|Picture 1: Approaching the donkey.|
|Picture 2: The dead or dying donkey blurred under where the car is.|
|Picture 3: Looking back, the donkey roadkill now lying in the road.|
So what actually happened? Did the Google Street View car run over the donkey? So consider this. The whole event happened in Botswana. So why it that important? Because in Botswana, unlike in the US, they drive on the left side of the road. That seemingly unimportant minor fact changes how to interpret what happened. Any US driver who looked at Picture 1 above would think that the camera view that I selected was the "forward" direction because it meant the car was driving on the right side of the road.
But because we know that in Botswana they drive on the left side that would mean Picture 1 is actually the image from the the rear facing camera, that is after the car passed the donkey. This mean that in Picture 3 above, which I gave the caption, "Looking back..." is not actually looking back but is looking forward and should actually be the first image in the sequence.
So some people, even people with advanced degrees, looked at the evidence and assumed that it clearly showed the Google Street View car hitting and critically injuring if not killing a poor defenseless donkey. Even after Google's explanation some people persisted in arguing that it clearly showed the death of a donkey. But just knowing that the pictures were taken in Botswana and that they drive on the left instead of the right means that what happened was the donkey was taking a nice dirt bath, getting a good backscratching, when it was disturbed by the oncoming Google car. When the car drove up the donkey stood up and walked off the road. You can go explore the whole Google Street View images here and convince yourself.
So what is my point in all of this? If I had wanted to share the story and not use it to make a point I would have just posted a link on Facebook and let people like it or ignore it. But I am writing about it on my blog which means that I intend to draw a conclusion and make a point with it.

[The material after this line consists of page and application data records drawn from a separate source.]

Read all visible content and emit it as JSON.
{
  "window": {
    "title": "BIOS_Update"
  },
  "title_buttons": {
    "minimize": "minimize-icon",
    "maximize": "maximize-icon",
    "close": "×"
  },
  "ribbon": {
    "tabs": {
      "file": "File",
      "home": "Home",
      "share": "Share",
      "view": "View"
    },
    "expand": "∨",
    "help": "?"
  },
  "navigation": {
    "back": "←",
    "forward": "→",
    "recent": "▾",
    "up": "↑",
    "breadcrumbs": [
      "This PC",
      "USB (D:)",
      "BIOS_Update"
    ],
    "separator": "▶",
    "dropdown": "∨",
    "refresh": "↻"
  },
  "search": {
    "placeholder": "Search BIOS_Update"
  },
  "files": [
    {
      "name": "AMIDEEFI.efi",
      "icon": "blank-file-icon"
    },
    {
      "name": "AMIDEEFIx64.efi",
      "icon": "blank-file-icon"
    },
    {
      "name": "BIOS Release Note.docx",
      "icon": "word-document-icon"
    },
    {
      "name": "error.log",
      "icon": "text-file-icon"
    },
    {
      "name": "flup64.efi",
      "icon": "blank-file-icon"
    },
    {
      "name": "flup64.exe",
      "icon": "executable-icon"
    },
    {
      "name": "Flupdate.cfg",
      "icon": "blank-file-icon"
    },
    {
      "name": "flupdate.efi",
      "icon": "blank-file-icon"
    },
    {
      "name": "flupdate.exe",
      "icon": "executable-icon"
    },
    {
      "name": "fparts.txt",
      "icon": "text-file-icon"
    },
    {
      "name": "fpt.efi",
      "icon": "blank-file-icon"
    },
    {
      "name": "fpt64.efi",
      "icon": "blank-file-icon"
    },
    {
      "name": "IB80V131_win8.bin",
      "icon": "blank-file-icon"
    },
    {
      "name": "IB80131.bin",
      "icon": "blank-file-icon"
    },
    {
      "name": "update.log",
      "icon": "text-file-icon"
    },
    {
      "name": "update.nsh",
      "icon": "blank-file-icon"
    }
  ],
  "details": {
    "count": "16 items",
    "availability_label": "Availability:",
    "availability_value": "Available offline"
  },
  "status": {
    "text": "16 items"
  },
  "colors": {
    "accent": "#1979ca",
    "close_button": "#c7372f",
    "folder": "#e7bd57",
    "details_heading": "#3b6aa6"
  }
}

The thing to remember is that by knowing one seemingly minor, but critical fact, the interpretation of what happened quickly changes. We were not there to witness the events and all we have are a few snapshots of what happened. At times we have a relatively minor cultural preconception (in this case, that the "forward" direction has the car on the right side of the road) that we use to orient ourselves when we first are given the evidence. But sometimes this minor cultural preconception, while very useful, if not necessary in our own culture, causes us to look at the sequence of events and draw an incorrect conclusion (i.e. the donkey dies).
But if we consider the same evidence, but this time in context, and with a few minor and seemingly inconsequential pieces of information, the conclusion we arrive at is very different (the Google car interrupted a nice dirt bath). So there are times when we are confronted with certain problems and while they may seem very unsettling or faith shattering at the time, if we stop and take the time to orient and reorient ourselves properly, what we previously viewed as a problem suddenly becomes a non-issue.
There are many times people are confronted with problems or issues in regards to their faith and their religion that seems to be unsettling or maybe a bit shocking at first. But if we take the time to understand what is going on, to know the context, and to listen when someone gently points out that they drive on the left side instead of the right side, that seemingly minor fact may be the key to reorienting ourselves so that we can clearly see that what was a problem before, really was not a problem. Sometimes it is easy, other times it is hard and takes time, but there are answers and there are explanations that will come. But we need patience, humility and a particle of faith, and the answers will come.
[Extra credit: Try and figure out this apparent murder in Google Street View. Hint, look at how the cars are parked and then go up and down the street and look at the "murderer" and the "victim" from different angles (points in time) to reconstruct the sequence of events. Which images came first and which images came later? Think traffic laws.]